## Exercise goal
Each entry in the listing below should be returned precisely as it is.

## Listed records
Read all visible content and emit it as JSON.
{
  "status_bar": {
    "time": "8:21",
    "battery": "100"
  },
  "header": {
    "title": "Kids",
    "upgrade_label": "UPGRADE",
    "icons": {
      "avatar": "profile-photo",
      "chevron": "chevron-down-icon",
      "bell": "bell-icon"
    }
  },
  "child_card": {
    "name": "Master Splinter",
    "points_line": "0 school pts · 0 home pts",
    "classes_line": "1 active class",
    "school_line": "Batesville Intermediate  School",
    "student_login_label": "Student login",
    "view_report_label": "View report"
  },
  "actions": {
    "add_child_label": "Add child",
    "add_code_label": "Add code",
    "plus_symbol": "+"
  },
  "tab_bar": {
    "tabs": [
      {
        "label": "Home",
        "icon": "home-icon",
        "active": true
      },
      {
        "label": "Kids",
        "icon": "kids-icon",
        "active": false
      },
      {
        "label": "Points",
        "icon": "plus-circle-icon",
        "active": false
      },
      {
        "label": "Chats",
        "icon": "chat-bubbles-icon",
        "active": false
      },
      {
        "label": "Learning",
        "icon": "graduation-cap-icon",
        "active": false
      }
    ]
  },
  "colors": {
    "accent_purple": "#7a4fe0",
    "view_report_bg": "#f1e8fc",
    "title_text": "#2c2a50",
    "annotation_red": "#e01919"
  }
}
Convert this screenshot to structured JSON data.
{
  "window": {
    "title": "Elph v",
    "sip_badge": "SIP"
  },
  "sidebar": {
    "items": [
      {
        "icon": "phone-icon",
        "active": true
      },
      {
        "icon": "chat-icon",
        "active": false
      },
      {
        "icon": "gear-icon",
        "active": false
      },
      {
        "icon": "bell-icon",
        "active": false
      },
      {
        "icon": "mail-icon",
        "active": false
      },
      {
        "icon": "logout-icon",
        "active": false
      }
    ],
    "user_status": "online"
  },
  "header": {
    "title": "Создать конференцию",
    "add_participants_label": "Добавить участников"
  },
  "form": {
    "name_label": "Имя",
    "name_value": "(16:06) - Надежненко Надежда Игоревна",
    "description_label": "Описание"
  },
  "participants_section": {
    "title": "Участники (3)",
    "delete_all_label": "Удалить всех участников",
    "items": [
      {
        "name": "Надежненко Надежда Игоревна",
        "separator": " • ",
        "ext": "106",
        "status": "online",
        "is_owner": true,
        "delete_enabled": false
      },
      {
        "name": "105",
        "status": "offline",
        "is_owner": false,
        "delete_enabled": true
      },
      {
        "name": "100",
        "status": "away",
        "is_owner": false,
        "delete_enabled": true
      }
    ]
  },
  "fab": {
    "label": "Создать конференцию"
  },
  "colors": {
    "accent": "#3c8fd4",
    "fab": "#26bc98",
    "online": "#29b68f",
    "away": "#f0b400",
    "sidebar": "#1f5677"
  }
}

## Answer section
Read all visible content and emit it as JSON.
{
  "status_bar": {
    "time": "8:21",
    "battery": "100"
  },
  "header": {
    "title": "Kids",
    "upgrade_label": "UPGRADE",
    "icons": {
      "avatar": "profile-photo",
      "chevron": "chevron-down-icon",
      "bell": "bell-icon"
    }
  },
  "child_card": {
    "name": "Master Splinter",
    "points_line": "0 school pts · 0 home pts",
    "classes_line": "1 active class",
    "school_line": "Batesville Intermediate  School",
    "student_login_label": "Student login",
    "view_report_label": "View report"
  },
  "actions": {
    "add_child_label": "Add child",
    "add_code_label": "Add code",
    "plus_symbol": "+"
  },
  "tab_bar": {
    "tabs": [
      {
        "label": "Home",
        "icon": "home-icon",
        "active": true
      },
      {
        "label": "Kids",
        "icon": "kids-icon",
        "active": false
      },
      {
        "label": "Points",
        "icon": "plus-circle-icon",
        "active": false
      },
      {
        "label": "Chats",
        "icon": "chat-bubbles-icon",
        "active": false
      },
      {
        "label": "Learning",
        "icon": "graduation-cap-icon",
        "active": false
      }
    ]
  },
  "colors": {
    "accent_purple": "#7a4fe0",
    "view_report_bg": "#f1e8fc",
    "title_text": "#2c2a50",
    "annotation_red": "#e01919"
  }
}
Convert this screenshot to structured JSON data.
{
  "window": {
    "title": "Elph v",
    "sip_badge": "SIP"
  },
  "sidebar": {
    "items": [
      {
        "icon": "phone-icon",
        "active": true
      },
      {
        "icon": "chat-icon",
        "active": false
      },
      {
        "icon": "gear-icon",
        "active": false
      },
      {
        "icon": "bell-icon",
        "active": false
      },
      {
        "icon": "mail-icon",
        "active": false
      },
      {
        "icon": "logout-icon",
        "active": false
      }
    ],
    "user_status": "online"
  },
  "header": {
    "title": "Создать конференцию",
    "add_participants_label": "Добавить участников"
  },
  "form": {
    "name_label": "Имя",
    "name_value": "(16:06) - Надежненко Надежда Игоревна",
    "description_label": "Описание"
  },
  "participants_section": {
    "title": "Участники (3)",
    "delete_all_label": "Удалить всех участников",
    "items": [
      {
        "name": "Надежненко Надежда Игоревна",
        "separator": " • ",
        "ext": "106",
        "status": "online",
        "is_owner": true,
        "delete_enabled": false
      },
      {
        "name": "105",
        "status": "offline",
        "is_owner": false,
        "delete_enabled": true
      },
      {
        "name": "100",
        "status": "away",
        "is_owner": false,
        "delete_enabled": true
      }
    ]
  },
  "fab": {
    "label": "Создать конференцию"
  },
  "colors": {
    "accent": "#3c8fd4",
    "fab": "#26bc98",
    "online": "#29b68f",
    "away": "#f0b400",
    "sidebar": "#1f5677"
  }
}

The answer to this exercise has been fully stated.